Remember Hedda Gabler?
The very confused and somewhat unbalanced heroine in Ibsen’s play of the same name?
You know, that racy play from 1890? The one that’s full of all sorts of juicy stuff for its time: scandal, early feminism, alcoholism, suicide, jealousy, sexism, infidelity, creativity.
What’s that you say?
You mean you don’t have it sitting in your stack of must-reads?
You weren’t planning a tete-a-tete with it tonight?
Well, that’s okay.
Because I spent some time thinking about Hedda while I was on blogging hiatus, so I can fill you in.
The scene I kept remembering was the one when she commits an act of supreme creative destruction. In her hands is the only copy of a manuscript written by a man she once loved, a man for whom she was once a muse. She’s enraged and jealous that another woman has taken her place. And sitting before the fire, she slowly draws out the pages of his book, and places them on the flames, saying:
I am burning…I am burning your child.
Pretty dramatic, right? But the weird thing is, I think I had a few of my own Hedda Gabler moments last year.
It all started well over a year ago.
I decided to get a jump on spring cleaning, setting out to sift through years of accumulated papers, books, and mementos. I needed to do this; I’d grown edgy and anxious (kind of like Hedda), and this stuff was dragging me down and messing with my momentum.
I needed that experience of destroying what no longer served me (inside and outside), in order to step into renewal and the space to create again.
The first layer of shedding was easy.
Old documents, tax returns, bills, invoices, receipts. The flotsam and jetsam of day-to-day-week-to-week-month-to-month-year-to-year life.
But the second layer of shedding, not so easy.
Because it was here I discovered things I had wanted to create that never came to be: half-formed ideas captured in scribbled notes; half-finished projects stuck in the back of the closet. Little creative seeds that would not see the light of day.
Hard as it was, I followed Hedda’s lead and shoved them into the metaphorical fire (in this case a shredder and recycling bin).
I didn’t really flinch until I got to the third layer though.
Here was a play pen full of my creative babies: workshops, seminars, syllabi, handouts, articles, classes, activities. All completed. Facilitated. Written. Taught. Worked through. You could even say they were successes.
But they had to go into that fire.
There was a moment in all of this stripping away and destroying when time stopped, when I felt like I was in a dream. I don’t exactly know what it was. Let’s just say I had a felt sense, fleeting though it was.
In that moment I knew that we’re not here to merely destroy what no longer serves us, but our creations as well.
Some really good ones, in fact. Successes and achievements. Our creative children.

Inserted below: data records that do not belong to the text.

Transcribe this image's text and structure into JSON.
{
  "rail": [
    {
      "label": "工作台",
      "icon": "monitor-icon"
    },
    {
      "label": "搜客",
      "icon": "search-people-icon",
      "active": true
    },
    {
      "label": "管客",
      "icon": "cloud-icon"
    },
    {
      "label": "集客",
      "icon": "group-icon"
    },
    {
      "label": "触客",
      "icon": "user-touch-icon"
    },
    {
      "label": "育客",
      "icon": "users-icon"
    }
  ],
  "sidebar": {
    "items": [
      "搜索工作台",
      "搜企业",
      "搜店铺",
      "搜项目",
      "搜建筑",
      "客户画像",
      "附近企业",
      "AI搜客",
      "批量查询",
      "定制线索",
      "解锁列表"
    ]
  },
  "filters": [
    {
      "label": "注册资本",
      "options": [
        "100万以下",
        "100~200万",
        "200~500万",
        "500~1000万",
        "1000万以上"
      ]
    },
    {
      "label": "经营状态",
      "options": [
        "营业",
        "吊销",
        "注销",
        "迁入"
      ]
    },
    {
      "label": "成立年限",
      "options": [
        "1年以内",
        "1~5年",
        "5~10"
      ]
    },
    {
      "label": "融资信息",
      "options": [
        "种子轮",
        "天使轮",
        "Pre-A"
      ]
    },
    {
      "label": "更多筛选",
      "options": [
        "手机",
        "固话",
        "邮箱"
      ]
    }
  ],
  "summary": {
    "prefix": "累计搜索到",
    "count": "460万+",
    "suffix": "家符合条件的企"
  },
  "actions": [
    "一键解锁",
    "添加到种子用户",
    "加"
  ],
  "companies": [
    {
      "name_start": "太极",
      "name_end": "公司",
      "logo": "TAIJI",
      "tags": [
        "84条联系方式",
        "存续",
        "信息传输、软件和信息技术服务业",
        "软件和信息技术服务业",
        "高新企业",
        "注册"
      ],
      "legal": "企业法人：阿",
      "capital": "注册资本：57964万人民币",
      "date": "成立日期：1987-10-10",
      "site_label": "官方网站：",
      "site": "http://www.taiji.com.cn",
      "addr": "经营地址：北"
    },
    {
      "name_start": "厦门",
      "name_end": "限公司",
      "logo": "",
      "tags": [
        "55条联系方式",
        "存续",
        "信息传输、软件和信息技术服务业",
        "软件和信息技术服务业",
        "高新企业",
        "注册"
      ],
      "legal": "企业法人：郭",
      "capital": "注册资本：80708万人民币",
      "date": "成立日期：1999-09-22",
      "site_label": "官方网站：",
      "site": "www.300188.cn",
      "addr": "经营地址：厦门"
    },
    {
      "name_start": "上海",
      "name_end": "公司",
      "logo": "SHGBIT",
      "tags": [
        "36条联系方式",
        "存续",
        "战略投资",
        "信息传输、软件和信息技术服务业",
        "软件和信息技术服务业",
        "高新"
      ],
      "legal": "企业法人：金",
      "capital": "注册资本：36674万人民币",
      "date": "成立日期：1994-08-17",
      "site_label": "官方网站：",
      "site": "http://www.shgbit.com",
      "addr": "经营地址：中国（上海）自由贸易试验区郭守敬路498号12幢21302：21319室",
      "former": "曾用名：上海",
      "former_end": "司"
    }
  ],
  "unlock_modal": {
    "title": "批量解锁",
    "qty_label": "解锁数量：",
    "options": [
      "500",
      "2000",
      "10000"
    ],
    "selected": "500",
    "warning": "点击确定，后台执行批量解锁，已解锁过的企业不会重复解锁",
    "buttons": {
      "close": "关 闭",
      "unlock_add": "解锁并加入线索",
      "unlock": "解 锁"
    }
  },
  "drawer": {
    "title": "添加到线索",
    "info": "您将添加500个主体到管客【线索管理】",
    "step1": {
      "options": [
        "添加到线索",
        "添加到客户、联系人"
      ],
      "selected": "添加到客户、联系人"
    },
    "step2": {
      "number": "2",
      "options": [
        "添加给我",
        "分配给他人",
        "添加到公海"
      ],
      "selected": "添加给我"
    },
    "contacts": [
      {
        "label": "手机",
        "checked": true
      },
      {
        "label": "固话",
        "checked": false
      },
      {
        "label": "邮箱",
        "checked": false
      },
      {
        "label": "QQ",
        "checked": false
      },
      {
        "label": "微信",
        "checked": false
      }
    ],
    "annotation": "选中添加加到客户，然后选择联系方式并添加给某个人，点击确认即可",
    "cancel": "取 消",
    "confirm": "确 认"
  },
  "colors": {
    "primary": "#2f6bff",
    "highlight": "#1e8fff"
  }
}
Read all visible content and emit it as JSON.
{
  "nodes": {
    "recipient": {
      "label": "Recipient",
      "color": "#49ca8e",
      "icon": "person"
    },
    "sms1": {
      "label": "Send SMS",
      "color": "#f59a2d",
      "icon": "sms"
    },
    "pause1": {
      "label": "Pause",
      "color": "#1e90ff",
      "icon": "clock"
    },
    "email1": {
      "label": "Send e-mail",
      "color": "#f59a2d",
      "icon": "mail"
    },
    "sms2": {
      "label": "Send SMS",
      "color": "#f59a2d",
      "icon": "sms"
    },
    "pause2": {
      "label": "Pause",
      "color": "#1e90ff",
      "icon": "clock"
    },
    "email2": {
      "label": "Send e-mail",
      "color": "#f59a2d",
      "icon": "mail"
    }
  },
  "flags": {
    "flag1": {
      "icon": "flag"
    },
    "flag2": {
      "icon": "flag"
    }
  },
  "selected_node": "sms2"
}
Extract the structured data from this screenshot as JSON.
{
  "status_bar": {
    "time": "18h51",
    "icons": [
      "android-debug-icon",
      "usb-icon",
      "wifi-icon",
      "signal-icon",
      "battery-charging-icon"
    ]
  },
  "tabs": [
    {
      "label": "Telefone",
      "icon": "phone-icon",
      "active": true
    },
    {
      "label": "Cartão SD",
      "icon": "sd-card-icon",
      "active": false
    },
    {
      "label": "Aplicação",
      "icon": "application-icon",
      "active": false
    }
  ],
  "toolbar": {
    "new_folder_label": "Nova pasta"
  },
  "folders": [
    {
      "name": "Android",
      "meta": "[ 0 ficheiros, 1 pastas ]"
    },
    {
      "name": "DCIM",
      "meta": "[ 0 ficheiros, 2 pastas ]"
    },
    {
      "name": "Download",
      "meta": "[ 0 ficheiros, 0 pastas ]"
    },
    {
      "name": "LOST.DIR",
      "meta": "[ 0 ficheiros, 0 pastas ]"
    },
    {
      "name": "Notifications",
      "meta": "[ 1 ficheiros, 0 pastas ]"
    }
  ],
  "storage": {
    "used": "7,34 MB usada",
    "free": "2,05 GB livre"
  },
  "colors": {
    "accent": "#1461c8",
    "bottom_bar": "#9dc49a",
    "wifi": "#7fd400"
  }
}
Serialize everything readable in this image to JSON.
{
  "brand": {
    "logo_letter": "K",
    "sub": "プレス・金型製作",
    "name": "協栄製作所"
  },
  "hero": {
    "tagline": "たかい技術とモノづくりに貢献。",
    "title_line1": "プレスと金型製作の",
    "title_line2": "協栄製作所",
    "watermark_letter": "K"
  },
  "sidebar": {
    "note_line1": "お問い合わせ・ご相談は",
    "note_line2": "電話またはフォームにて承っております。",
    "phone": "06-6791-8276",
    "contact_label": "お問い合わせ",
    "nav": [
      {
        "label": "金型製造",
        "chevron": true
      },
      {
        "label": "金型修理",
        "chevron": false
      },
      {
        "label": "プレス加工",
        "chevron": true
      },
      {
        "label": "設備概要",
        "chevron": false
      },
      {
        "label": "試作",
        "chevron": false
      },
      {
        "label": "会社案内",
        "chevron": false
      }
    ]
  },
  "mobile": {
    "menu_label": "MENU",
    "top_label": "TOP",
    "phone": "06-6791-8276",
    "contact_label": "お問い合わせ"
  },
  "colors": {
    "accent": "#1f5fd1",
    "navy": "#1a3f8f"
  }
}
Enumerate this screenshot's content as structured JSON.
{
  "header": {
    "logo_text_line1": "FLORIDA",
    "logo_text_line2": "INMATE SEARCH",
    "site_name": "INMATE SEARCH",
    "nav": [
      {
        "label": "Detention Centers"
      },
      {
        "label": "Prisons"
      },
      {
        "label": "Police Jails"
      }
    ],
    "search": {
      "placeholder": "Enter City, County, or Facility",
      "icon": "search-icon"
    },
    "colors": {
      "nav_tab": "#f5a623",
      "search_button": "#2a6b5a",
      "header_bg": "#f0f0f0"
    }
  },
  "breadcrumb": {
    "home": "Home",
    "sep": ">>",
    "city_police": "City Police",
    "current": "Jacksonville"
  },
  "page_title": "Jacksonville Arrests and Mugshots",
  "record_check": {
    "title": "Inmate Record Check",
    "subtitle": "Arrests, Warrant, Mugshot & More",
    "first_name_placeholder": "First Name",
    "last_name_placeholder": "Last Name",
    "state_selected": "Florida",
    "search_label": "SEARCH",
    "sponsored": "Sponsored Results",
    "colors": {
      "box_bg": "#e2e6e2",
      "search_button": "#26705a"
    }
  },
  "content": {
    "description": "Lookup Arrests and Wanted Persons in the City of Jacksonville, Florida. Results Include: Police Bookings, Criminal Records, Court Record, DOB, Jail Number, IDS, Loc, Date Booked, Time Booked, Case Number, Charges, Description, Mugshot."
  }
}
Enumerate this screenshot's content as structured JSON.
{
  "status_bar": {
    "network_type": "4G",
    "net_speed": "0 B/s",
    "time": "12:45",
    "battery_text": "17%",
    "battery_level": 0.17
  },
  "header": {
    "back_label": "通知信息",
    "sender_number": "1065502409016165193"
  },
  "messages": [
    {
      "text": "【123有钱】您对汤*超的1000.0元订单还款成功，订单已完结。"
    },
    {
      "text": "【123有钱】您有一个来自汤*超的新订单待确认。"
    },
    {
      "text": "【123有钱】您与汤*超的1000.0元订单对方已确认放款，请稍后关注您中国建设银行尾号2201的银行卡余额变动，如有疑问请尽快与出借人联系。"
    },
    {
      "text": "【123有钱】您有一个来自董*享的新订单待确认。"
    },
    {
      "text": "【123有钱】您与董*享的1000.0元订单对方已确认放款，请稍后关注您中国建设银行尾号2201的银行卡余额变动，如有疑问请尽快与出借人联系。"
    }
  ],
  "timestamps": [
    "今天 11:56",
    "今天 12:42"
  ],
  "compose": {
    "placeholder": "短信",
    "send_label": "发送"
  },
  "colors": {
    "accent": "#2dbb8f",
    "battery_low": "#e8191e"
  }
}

Just like Hedda says.
And maybe this is the deepest and most profound kind of creative destruction.
No wonder we get angry and excited and sad and elated and lonely (like Hedda) when we’re in the throes of it. Because in order to create anew, we must kill off some cherished parts of ourselves.
Now, I know that you know I’m not championing Hedda’s final descent into suicide. But the symbolic meaning – yes – it’s really quite stunning. Another example of how art really does imitate life.